What Offers Did Daw Aung San Suu Kyi Make to Myanmar Junta Chief to Try and Prevent Coup?
By The Irrawaddy 29 December 2022
Myanmar regime leader Min Aung Hlaing turned down two offers made by then civilian leader Daw Aung San Suu Kyi during last-minute negotiations aimed at preventing the military coup that overthrew her government on Feb. 1, 2021, according to one of Daw Aung San Suu Kyi’s close aides.
It has been widely reported that Min Aung Hlaing pushed the Daw Aung San Suu Kyi-led National League for Democracy (NLD) government, after it was elected to a second five-year term in office, to allow him to hold the office of president. However, the details of their discussions, and what each side offered during the closed-door meetings in Naypyitaw a few days before the takeover, had been largely unknown until U Kyaw Htay Oo, an American citizen who was released during the regime’s amnesty last month, revealed them to The Irrawaddy.
During the meetings in late January 2021, military chief Min Aung Hlaing repeatedly demanded the presidency. In exchange, the source said, the army boss told Daw Aung San Suu Kyi that he would approve the removal of a constitutional provision that bars her from the country’s top job. Under his plan, she would become the president of Myanmar for the first three years of the NLD’s second term; then he would take office for the remaining two years and beyond.
His offer was rejected by State Counselor Daw Aung San Suu Kyi, who instead asked him to accept either a vice presidency or a new post as chairman of the Military Commission, as his term as the military chief had expired.
“Indeed, he [Min Aung Hlaing] asked [Daw Aung San Suu Kyi] to agree to something unlawful in order to satisfy his desire to become president. And as he couldn’t become the president, he staged the coup,” said U Kyaw Htay Oo. Until the coup, the botanist was the manager of the La Yaung Taw Horticulture Training School in Naypyitaw, which was established by the Daw Khin Kyi Foundation to provide vocational training for young people. The foundation was created by Daw Aung San Suu Kyi in honor of her mother. The last time U Kyaw Htay Oo met Daw Aung San Suu Kyi was on the night of Jan. 31, 2021, a few hours before soldiers showed up at her residence to arrest her.

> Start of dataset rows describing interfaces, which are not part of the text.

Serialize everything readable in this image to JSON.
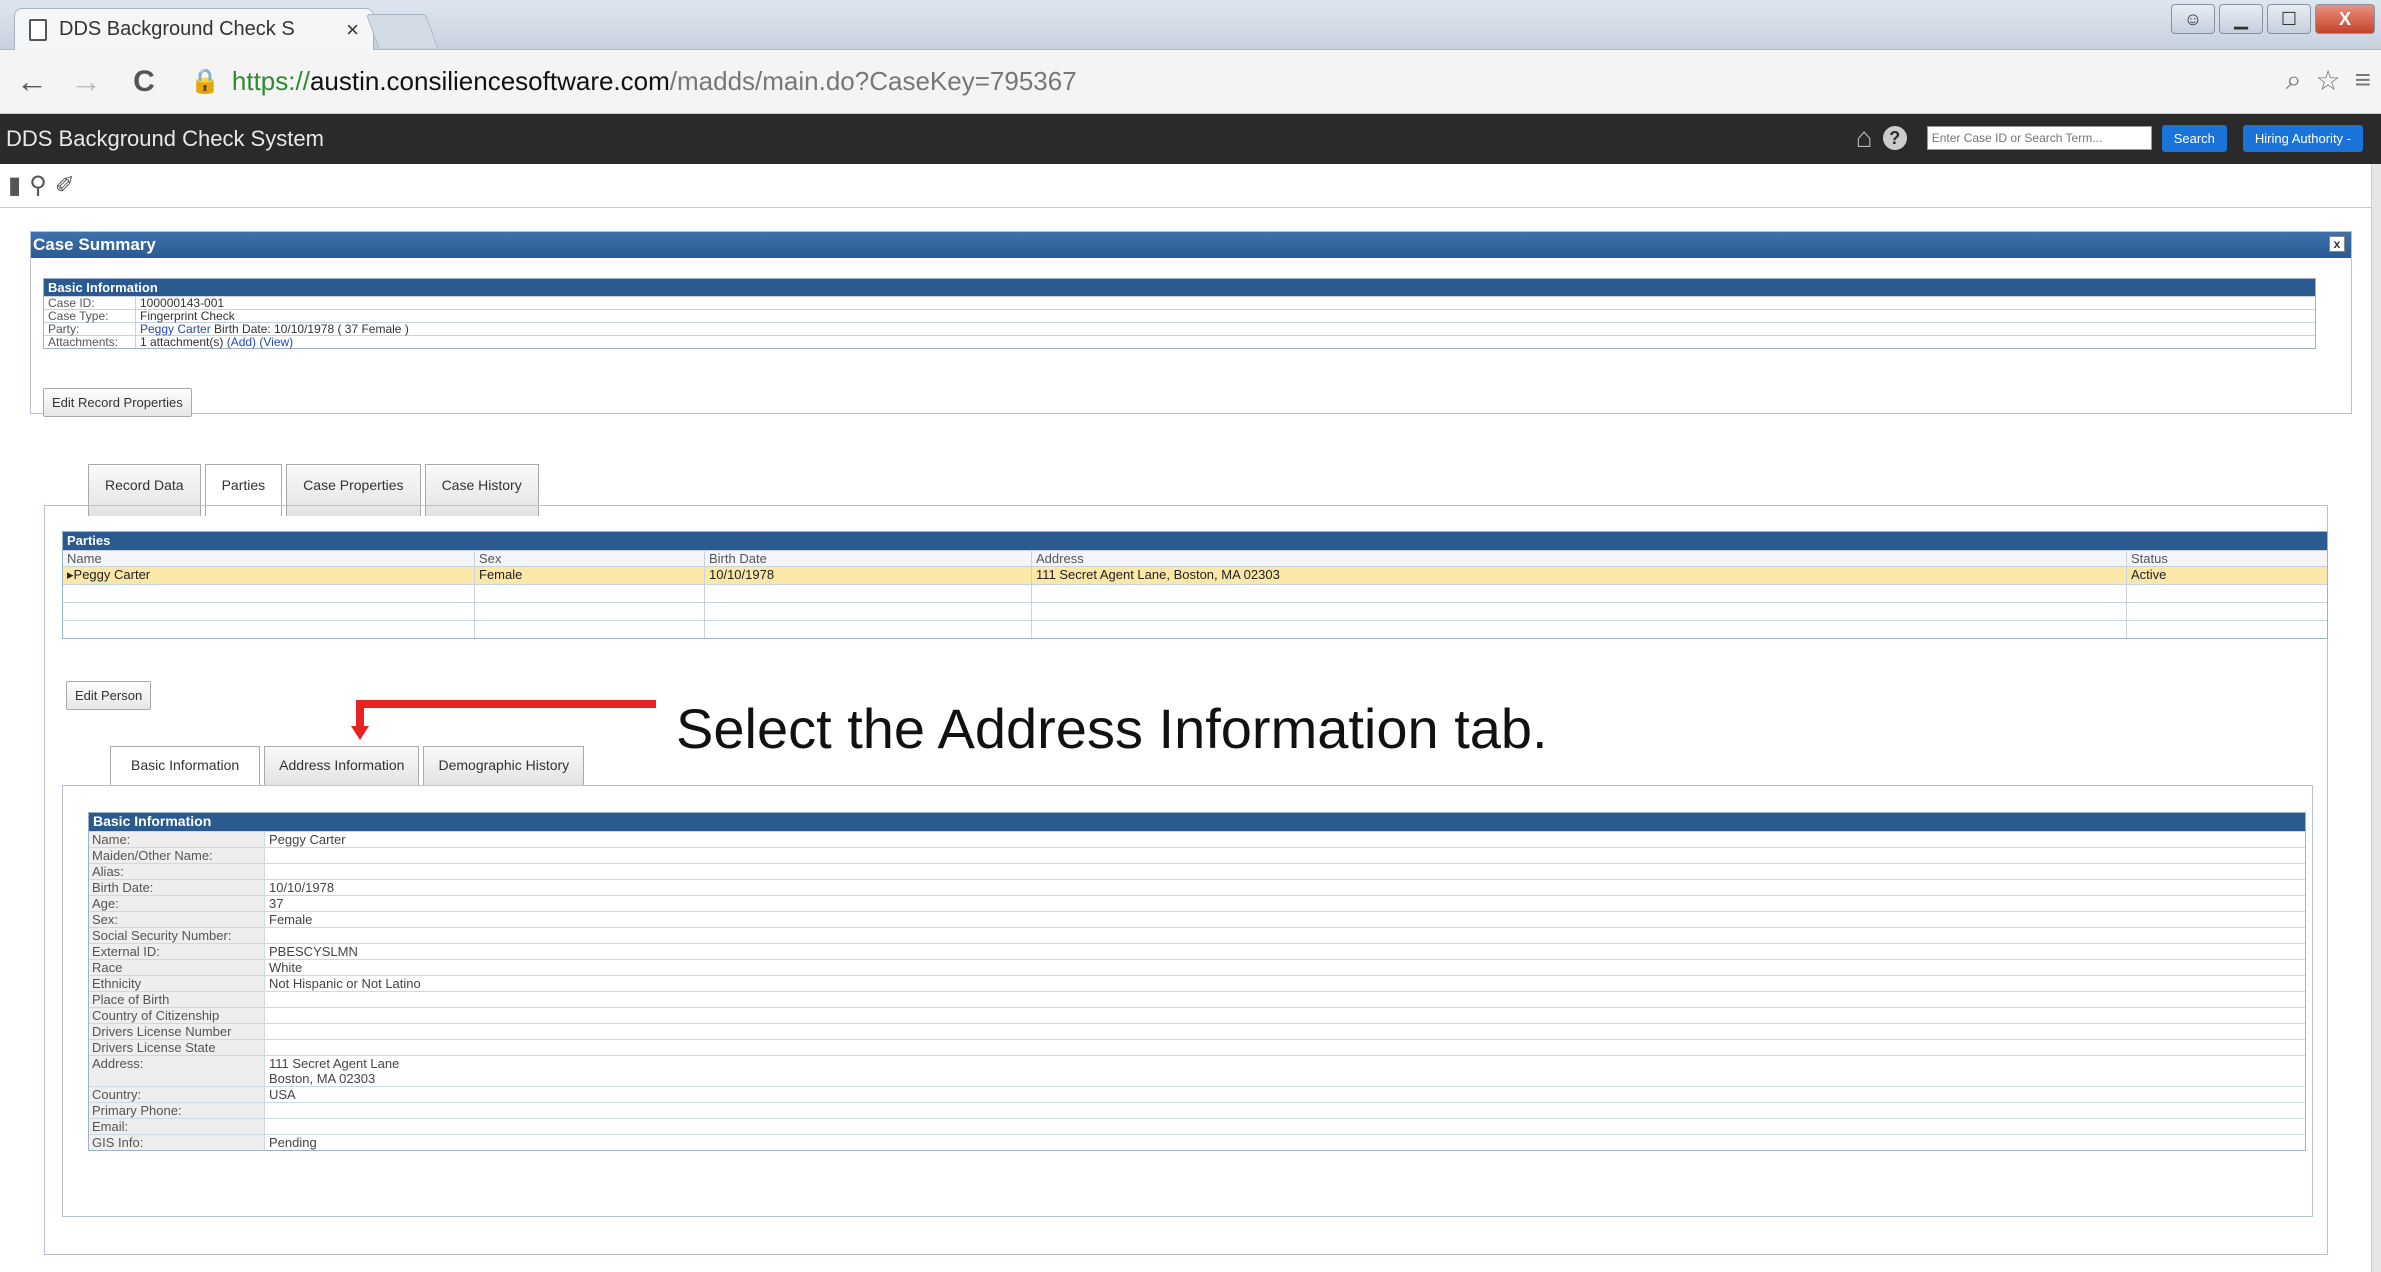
{
  "browser": {
    "tab_title": "DDS Background Check S",
    "url_scheme": "https://",
    "url_host": "austin.consiliencesoftware.com",
    "url_path": "/madds/main.do?CaseKey=795367"
  },
  "app": {
    "title": "DDS Background Check System",
    "search_placeholder": "Enter Case ID or Search Term...",
    "search_button": "Search",
    "role_button": "Hiring Authority -"
  },
  "case_summary": {
    "title": "Case Summary",
    "close_label": "x",
    "section_title": "Basic Information",
    "rows": [
      {
        "label": "Case ID:",
        "value": "100000143-001"
      },
      {
        "label": "Case Type:",
        "value": "Fingerprint Check"
      }
    ],
    "party_label": "Party:",
    "party_link": "Peggy Carter",
    "party_extra": " Birth Date: 10/10/1978 ( 37 Female )",
    "attachments_label": "Attachments:",
    "attachments_text": "1 attachment(s) ",
    "add_link": "(Add)",
    "view_link": "(View)",
    "edit_button": "Edit Record Properties"
  },
  "main_tabs": [
    "Record Data",
    "Parties",
    "Case Properties",
    "Case History"
  ],
  "parties": {
    "title": "Parties",
    "columns": [
      "Name",
      "Sex",
      "Birth Date",
      "Address",
      "Status"
    ],
    "rows": [
      {
        "name": "Peggy Carter",
        "sex": "Female",
        "birth": "10/10/1978",
        "address": "111 Secret Agent Lane, Boston, MA 02303",
        "status": "Active"
      }
    ],
    "edit_button": "Edit Person"
  },
  "annotation": "Select the Address Information tab.",
  "person_tabs": [
    "Basic Information",
    "Address Information",
    "Demographic History"
  ],
  "basic_info": {
    "title": "Basic Information",
    "rows": [
      {
        "label": "Name:",
        "value": "Peggy Carter"
      },
      {
        "label": "Maiden/Other Name:",
        "value": ""
      },
      {
        "label": "Alias:",
        "value": ""
      },
      {
        "label": "Birth Date:",
        "value": "10/10/1978"
      },
      {
        "label": "Age:",
        "value": "37"
      },
      {
        "label": "Sex:",
        "value": "Female"
      },
      {
        "label": "Social Security Number:",
        "value": ""
      },
      {
        "label": "External ID:",
        "value": "PBESCYSLMN"
      },
      {
        "label": "Race",
        "value": "White"
      },
      {
        "label": "Ethnicity",
        "value": "Not Hispanic or Not Latino"
      },
      {
        "label": "Place of Birth",
        "value": ""
      },
      {
        "label": "Country of Citizenship",
        "value": ""
      },
      {
        "label": "Drivers License Number",
        "value": ""
      },
      {
        "label": "Drivers License State",
        "value": ""
      },
      {
        "label": "Address:",
        "value": "111 Secret Agent Lane\nBoston, MA 02303"
      },
      {
        "label": "Country:",
        "value": "USA"
      },
      {
        "label": "Primary Phone:",
        "value": ""
      },
      {
        "label": "Email:",
        "value": ""
      },
      {
        "label": "GIS Info:",
        "value": "Pending"
      }
    ]
  }
}
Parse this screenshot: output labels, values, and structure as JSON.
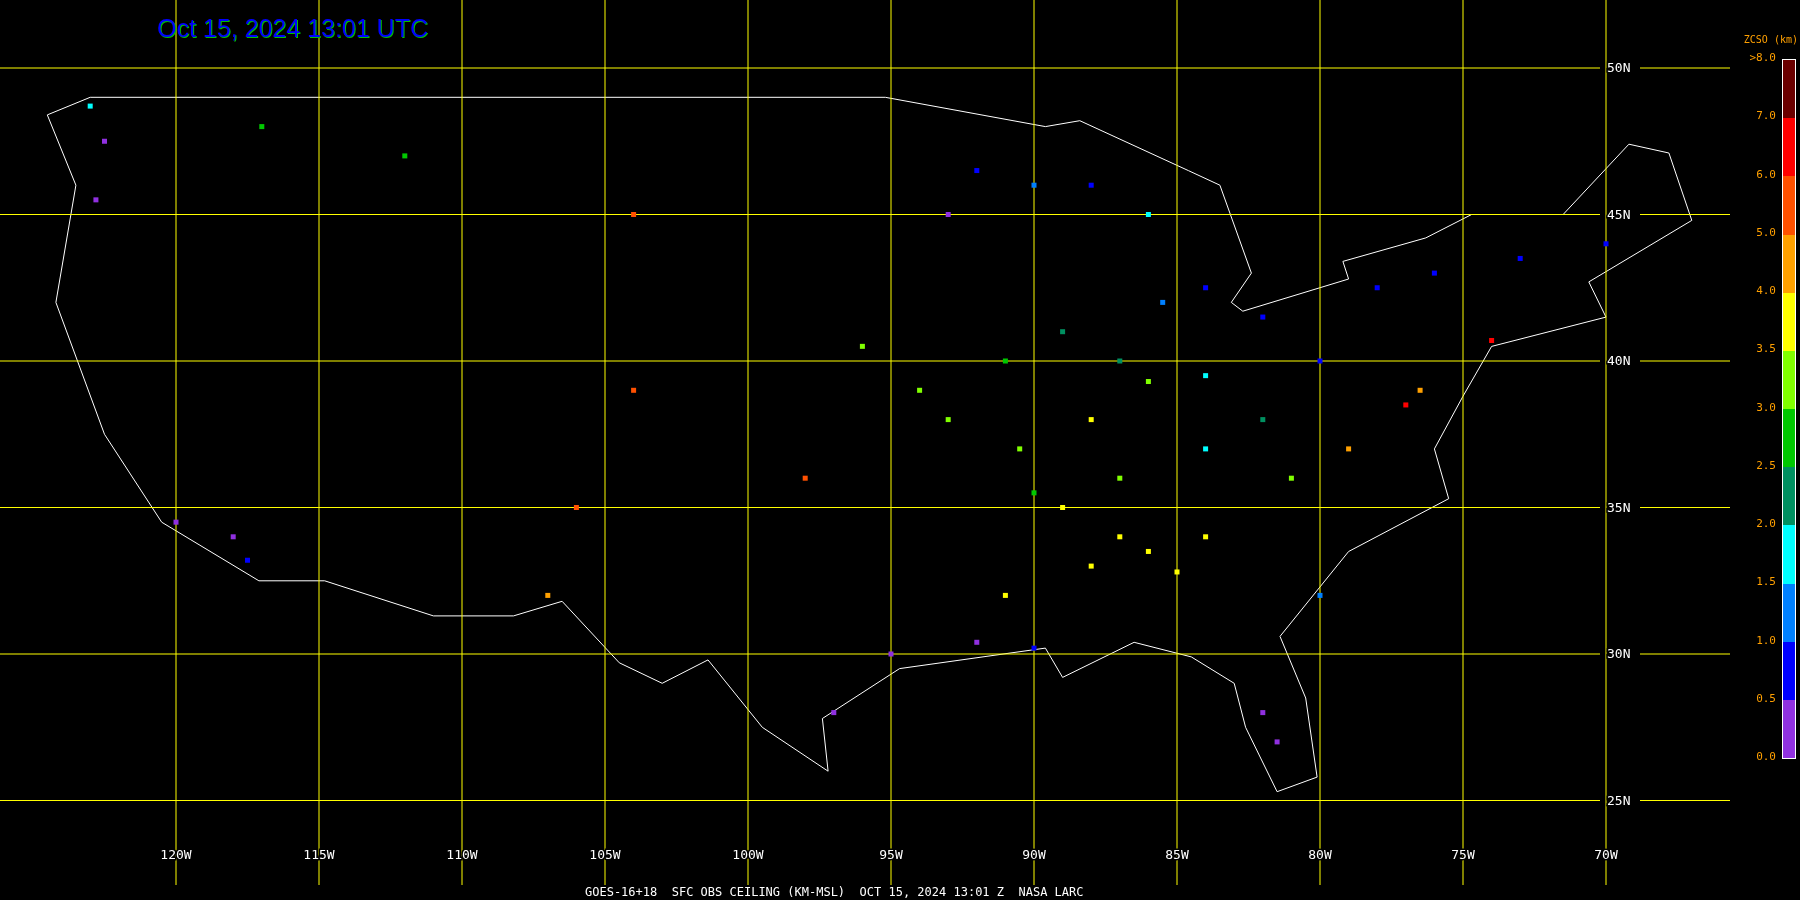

Min Aung Hlaing claimed he had to stage the coup due to “mass vote fraud” in the November 2020 general election and accused the NLD of vote rigging. However, local and international election observers insisted the polls were free and fair.
After the coup, a few reports emerged that the general staged the coup because Daw Aung San Suu Kyi refused him the presidency, which he sought after military-allied political parties were crushed by the NLD in the election. In January 2022, however, Min Aung Hlaing offered a conflicting version of events, saying the NLD had approached him about reforming the constitution.
Nearly two years after seizing power, Min Aung Hlaing is still struggling to control the country due to a widespread popular armed resistance against him. In response, he has resorted to air and artillery strikes to crush the resistance, killing more than 2,600 people, including civilians, so far.
U Kyaw Htay Oo is a former political activist and political prisoner who had previously been jailed twice for his political activism during the 1988 uprising. He returned to Myanmar from the United States under the Daw Aung San Suu Kyi-led government to take part in what was supposed to be the country’s transition to democracy.
Until he was again arrested on a terrorism charge in September last year for contacting U Kyaw Moe Tun—Myanmar’s ambassador to the UN who is backed by the parallel National Unity Government—by phone, he provided food parcels to Daw Aung San Suu Kyi, who was then under house arrest at an undisclosed location. He was detained for over a year, first in Naypyitaw, then at Mandalay’s Yamethin Prison and later at Yangon’s Insein Prison, until his release as part of the Nov. 17 amnesty. During his detention, he met other close aides of Daw Aung Suu Kyi who had knowledge about the pre-coup meetings.
The botanist said that following his arrest he was taken to a military interrogation center where he was interrogated and tortured for 18 days until the junta officials learned their victim was an American citizen. He also faced death threats from his captors, who told him, “We might be promoted if you die [during interrogation].”
Most of the detainees he met at the interrogation center and prisons were young activists. He also met with officials of the ousted NLD government, NLD party members and military personnel including captains and majors who were jailed over disagreements with high-ranking officials or on suspicion of having ties to the opposition movement.
They told him that a deep mistrust is growing among military officials and that most junta troops and their family members are no longer happy due to unfair treatment, or feel insecure under Min Aung Hlaing and his generals.
Citing the accounts of military personnel detained with him, U Kyaw Htay Oo said Min Aung Hlaing is viewed as arrogant, and doesn’t trust anyone.
“He even throws files at Soe Win if he is not pleased with him,” he said.
Soe Win is the second-most-influential military general after Min Aung Hlaing in the Myanmar regime.